EXERCISE BRIEF → Report every line from the material that contains the word "icon".
+ + + + + + +
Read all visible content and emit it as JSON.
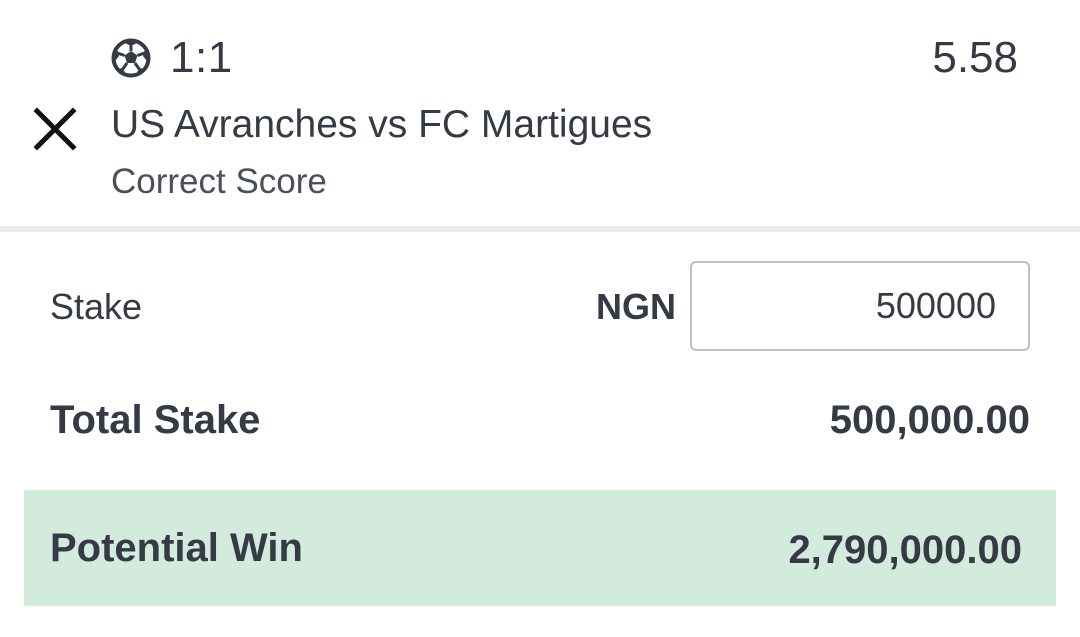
{
  "selection": {
    "score": "1:1",
    "odds": "5.58",
    "match": "US Avranches vs FC Martigues",
    "market": "Correct Score",
    "icon": "soccer-ball-icon",
    "remove_icon": "close-icon"
  },
  "stake": {
    "label": "Stake",
    "currency": "NGN",
    "value": "500000"
  },
  "totals": {
    "total_stake_label": "Total Stake",
    "total_stake_value": "500,000.00",
    "potential_win_label": "Potential Win",
    "potential_win_value": "2,790,000.00"
  },
  "colors": {
    "text": "#353a45",
    "win_panel": "#d2ebdd",
    "divider": "#e9ecef",
    "input_border": "#bdc0c4"
  }
}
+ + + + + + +
EXERCISE OUTPUT →
    "icon": "soccer-ball-icon",
    "remove_icon": "close-icon"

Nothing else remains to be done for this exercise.